“My gut feeling is that the deal wasn’t structured right, so they are just throwing everything out and starting over again,” said one source.

LMI has been backed by Canadian private equity firm Clairvest since 2002, when owner Alan Landauer sold it for a minority share in the company for $7.63 million. Since then, the provider has grown into a regional powerhouse, serving 350,000 patients.

The big question now: What’s next for LMI? The provider was not awarded any Round 2 contracts, part of what made the deal with Allcare, which accepted 63 contracts, so attractive.

“One thing I am seeing out of all of this is that what’s going to emerge is something completely different than what they’ve had in the past,” said another source. “I think they are working on it and I think we will hear something soon.”

Sources also speculate the deal with Allcare may not be dead in the water.

“I wouldn’t be surprised if that deal gets resurrected in the near future,” said one source.

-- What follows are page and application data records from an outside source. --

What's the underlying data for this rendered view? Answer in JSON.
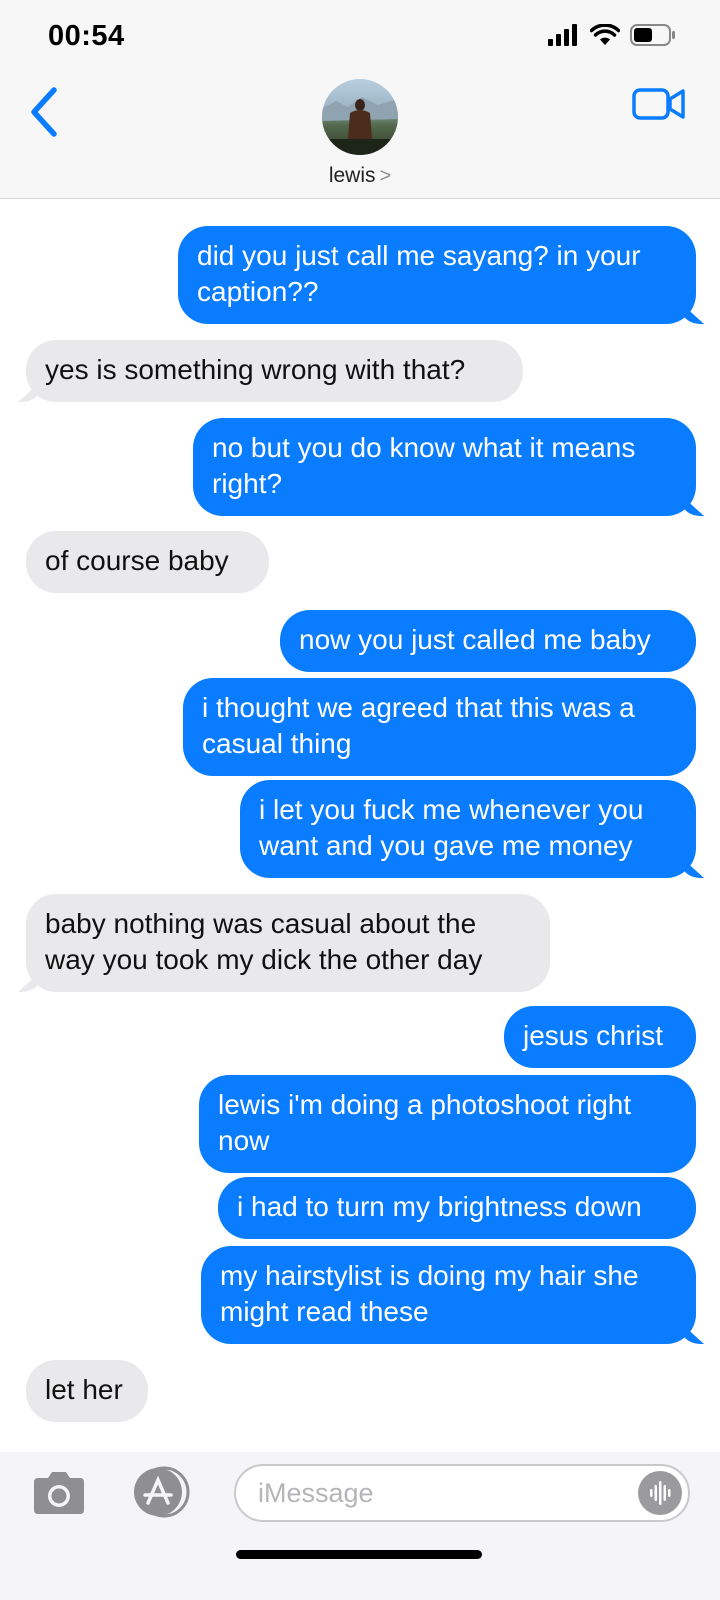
{
  "status_bar": {
    "time": "00:54",
    "icons": [
      "signal-icon",
      "wifi-icon",
      "battery-icon"
    ]
  },
  "header": {
    "back_icon": "chevron-left-icon",
    "contact_name": "lewis",
    "contact_chevron": ">",
    "video_icon": "video-camera-icon"
  },
  "colors": {
    "outgoing_bubble": "#0a7cff",
    "incoming_bubble": "#e9e9eb",
    "accent": "#0a7cff"
  },
  "messages": [
    {
      "direction": "out",
      "text": "did you just call me sayang? in your caption??"
    },
    {
      "direction": "in",
      "text": "yes is something wrong with that?"
    },
    {
      "direction": "out",
      "text": "no but you do know what it means right?"
    },
    {
      "direction": "in",
      "text": "of course baby"
    },
    {
      "direction": "out",
      "text": "now you just called me baby"
    },
    {
      "direction": "out",
      "text": "i thought we agreed that this was a casual thing"
    },
    {
      "direction": "out",
      "text": "i let you fuck me whenever you want and you gave me money"
    },
    {
      "direction": "in",
      "text": "baby nothing was casual about the way you took my dick the other day"
    },
    {
      "direction": "out",
      "text": "jesus christ"
    },
    {
      "direction": "out",
      "text": "lewis i'm doing a photoshoot right now"
    },
    {
      "direction": "out",
      "text": "i had to turn my brightness down"
    },
    {
      "direction": "out",
      "text": "my hairstylist is doing my hair she might read these"
    },
    {
      "direction": "in",
      "text": "let her"
    }
  ],
  "input_bar": {
    "camera_icon": "camera-icon",
    "apps_icon": "app-store-icon",
    "placeholder": "iMessage",
    "audio_icon": "audio-waveform-icon"
  }
}
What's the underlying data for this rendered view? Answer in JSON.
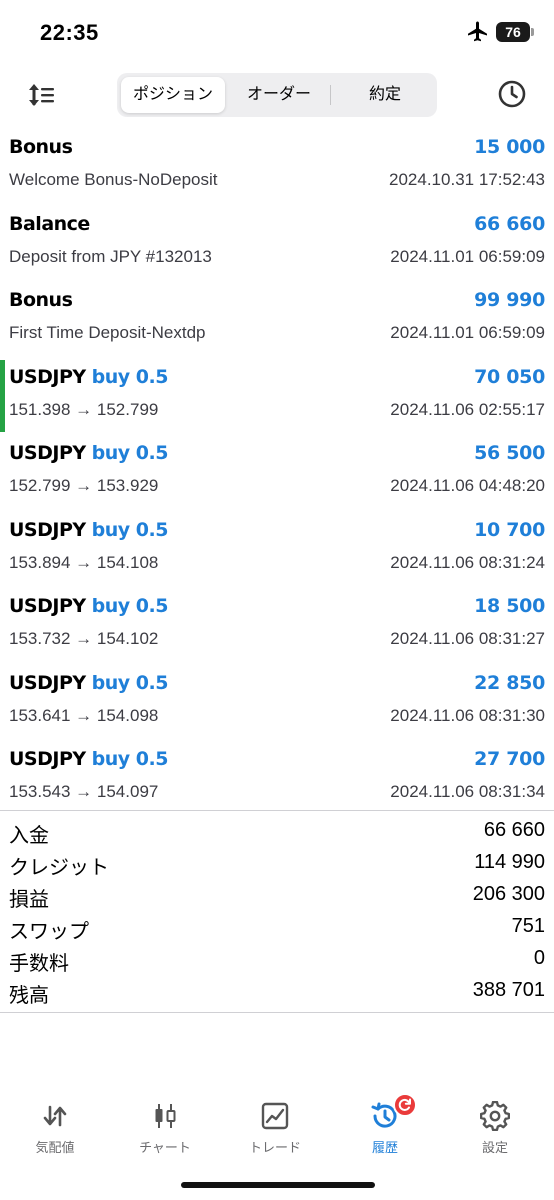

Because of this merger a number of Landauer's Mobility Device clients have been effectively abandoned by them.  There is a HUGE hole in the Mobility Device market for Mobility Device repair companies that are compentent and who have honest business practices.  Pride Mobility, Roadrunner Mobility, Landauer are all Health care companies that leave much to be desired.  It does not surprise me that Landauer if going OOB.